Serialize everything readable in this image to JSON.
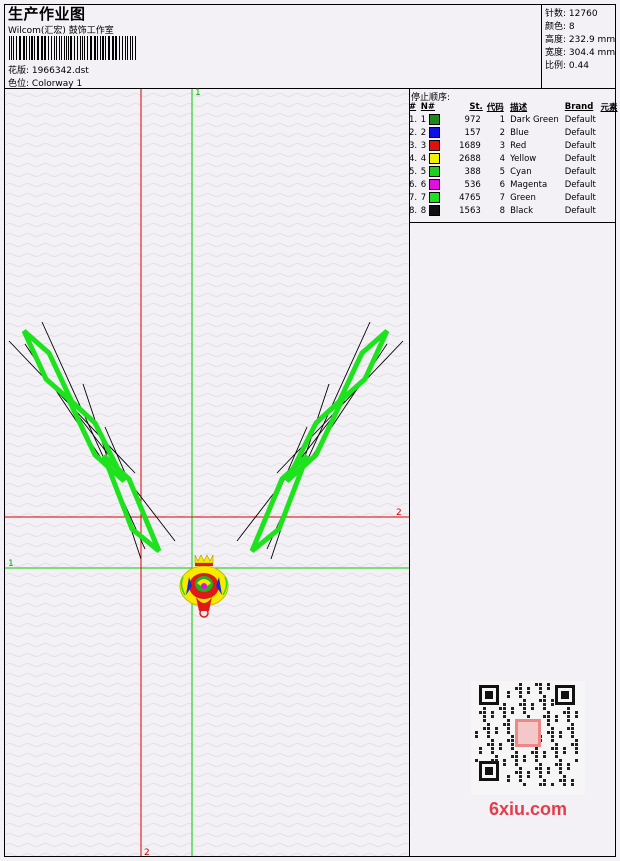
{
  "header": {
    "title": "生产作业图",
    "company": "Wilcom(汇宏) 鼓饰工作室",
    "design_label": "花版:",
    "design_value": "1966342.dst",
    "colorway_label": "色位:",
    "colorway_value": "Colorway 1"
  },
  "stats": {
    "stitches_label": "针数:",
    "stitches_value": "12760",
    "colors_label": "颜色:",
    "colors_value": "8",
    "height_label": "高度:",
    "height_value": "232.9 mm",
    "width_label": "宽度:",
    "width_value": "304.4 mm",
    "scale_label": "比例:",
    "scale_value": "0.44"
  },
  "legend": {
    "title": "停止顺序:",
    "headers": [
      "#",
      "N#",
      "St.",
      "代码",
      "描述",
      "Brand",
      "元素"
    ],
    "rows": [
      {
        "idx": "1.",
        "n": "1",
        "color": "#1a8a1a",
        "st": "972",
        "code": "1",
        "desc": "Dark Green",
        "brand": "Default"
      },
      {
        "idx": "2.",
        "n": "2",
        "color": "#1010e0",
        "st": "157",
        "code": "2",
        "desc": "Blue",
        "brand": "Default"
      },
      {
        "idx": "3.",
        "n": "3",
        "color": "#e01010",
        "st": "1689",
        "code": "3",
        "desc": "Red",
        "brand": "Default"
      },
      {
        "idx": "4.",
        "n": "4",
        "color": "#f0f000",
        "st": "2688",
        "code": "4",
        "desc": "Yellow",
        "brand": "Default"
      },
      {
        "idx": "5.",
        "n": "5",
        "color": "#20d020",
        "st": "388",
        "code": "5",
        "desc": "Cyan",
        "brand": "Default"
      },
      {
        "idx": "6.",
        "n": "6",
        "color": "#e010e0",
        "st": "536",
        "code": "6",
        "desc": "Magenta",
        "brand": "Default"
      },
      {
        "idx": "7.",
        "n": "7",
        "color": "#20e020",
        "st": "4765",
        "code": "7",
        "desc": "Green",
        "brand": "Default"
      },
      {
        "idx": "8.",
        "n": "8",
        "color": "#101010",
        "st": "1563",
        "code": "8",
        "desc": "Black",
        "brand": "Default"
      }
    ]
  },
  "canvas": {
    "axis_top_label": "1",
    "axis_right_label": "2",
    "axis_left_label": "1",
    "axis_bottom_label": "2",
    "guide_colors": {
      "green": "#00cc00",
      "red": "#dd0000"
    }
  },
  "watermark": {
    "text": "6xiu.com"
  }
}
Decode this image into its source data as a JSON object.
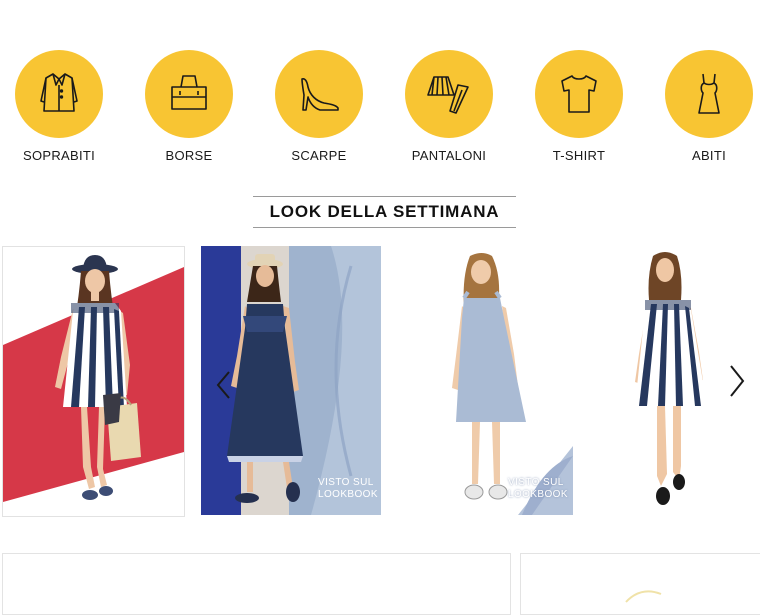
{
  "categories": [
    {
      "label": "SOPRABITI",
      "icon": "coat-icon"
    },
    {
      "label": "BORSE",
      "icon": "bag-icon"
    },
    {
      "label": "SCARPE",
      "icon": "shoe-icon"
    },
    {
      "label": "PANTALONI",
      "icon": "skirt-pants-icon"
    },
    {
      "label": "T-SHIRT",
      "icon": "tshirt-icon"
    },
    {
      "label": "ABITI",
      "icon": "dress-icon"
    }
  ],
  "look": {
    "title": "LOOK DELLA SETTIMANA",
    "cards": [
      {
        "badge": ""
      },
      {
        "badge_line1": "VISTO SUL",
        "badge_line2": "LOOKBOOK"
      },
      {
        "badge_line1": "VISTO SUL",
        "badge_line2": "LOOKBOOK"
      },
      {
        "badge": ""
      }
    ]
  },
  "colors": {
    "accent": "#f8c533",
    "red_stripe": "#d63848",
    "denim": "#26385e",
    "light_blue": "#aebfd6"
  }
}
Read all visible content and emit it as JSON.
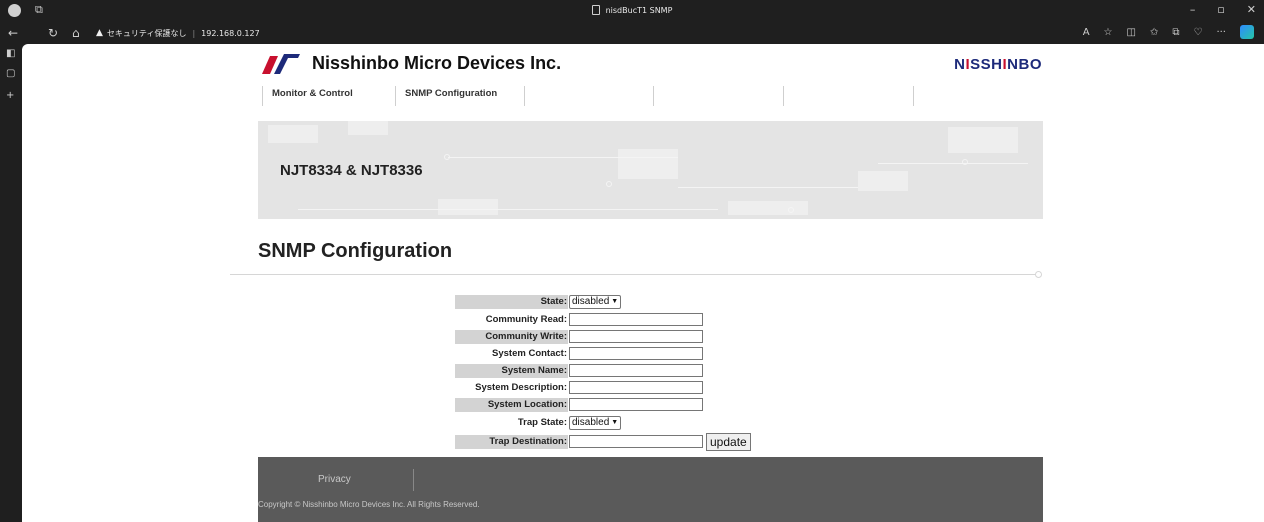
{
  "browser": {
    "window_title": "nisdBucT1 SNMP",
    "security_label": "セキュリティ保護なし",
    "address": "192.168.0.127"
  },
  "site": {
    "brand": "Nisshinbo Micro Devices Inc.",
    "brand_right_prefix": "N",
    "brand_right_i1": "I",
    "brand_right_mid": "SSH",
    "brand_right_i2": "I",
    "brand_right_suffix": "NBO",
    "menu": [
      {
        "label": "Monitor & Control"
      },
      {
        "label": "SNMP Configuration"
      },
      {
        "label": ""
      },
      {
        "label": ""
      },
      {
        "label": ""
      }
    ],
    "banner_title": "NJT8334 & NJT8336",
    "page_title": "SNMP Configuration"
  },
  "form": {
    "state_label": "State:",
    "state_value": "disabled",
    "community_read_label": "Community Read:",
    "community_write_label": "Community Write:",
    "system_contact_label": "System Contact:",
    "system_name_label": "System Name:",
    "system_description_label": "System Description:",
    "system_location_label": "System Location:",
    "trap_state_label": "Trap State:",
    "trap_state_value": "disabled",
    "trap_destination_label": "Trap Destination:",
    "update_label": "update"
  },
  "footer": {
    "privacy": "Privacy",
    "copyright": "Copyright © Nisshinbo Micro Devices Inc. All Rights Reserved."
  }
}
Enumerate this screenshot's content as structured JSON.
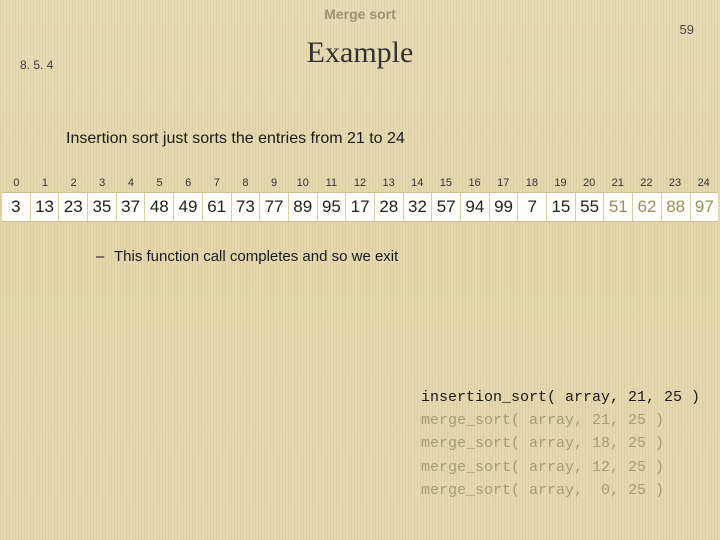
{
  "header": {
    "topic": "Merge sort",
    "page_number": "59",
    "section": "8. 5. 4",
    "title": "Example"
  },
  "body": {
    "statement": "Insertion sort just sorts the entries from 21 to 24",
    "bullet_dash": "–",
    "bullet_text": "This function call completes and so we exit"
  },
  "indices": [
    "0",
    "1",
    "2",
    "3",
    "4",
    "5",
    "6",
    "7",
    "8",
    "9",
    "10",
    "11",
    "12",
    "13",
    "14",
    "15",
    "16",
    "17",
    "18",
    "19",
    "20",
    "21",
    "22",
    "23",
    "24"
  ],
  "array": [
    "3",
    "13",
    "23",
    "35",
    "37",
    "48",
    "49",
    "61",
    "73",
    "77",
    "89",
    "95",
    "17",
    "28",
    "32",
    "57",
    "94",
    "99",
    "7",
    "15",
    "55",
    "51",
    "62",
    "88",
    "97"
  ],
  "highlight_start": 21,
  "highlight_end": 24,
  "call_stack": [
    {
      "text": "insertion_sort( array, 21, 25 )",
      "state": "active"
    },
    {
      "text": "merge_sort( array, 21, 25 )",
      "state": "faded"
    },
    {
      "text": "merge_sort( array, 18, 25 )",
      "state": "faded"
    },
    {
      "text": "merge_sort( array, 12, 25 )",
      "state": "faded"
    },
    {
      "text": "merge_sort( array,  0, 25 )",
      "state": "faded"
    }
  ]
}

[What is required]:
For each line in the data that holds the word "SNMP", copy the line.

[Exercise answer]:
    "window_title": "nisdBucT1 SNMP",
        "label": "SNMP Configuration"
    "page_title": "SNMP Configuration"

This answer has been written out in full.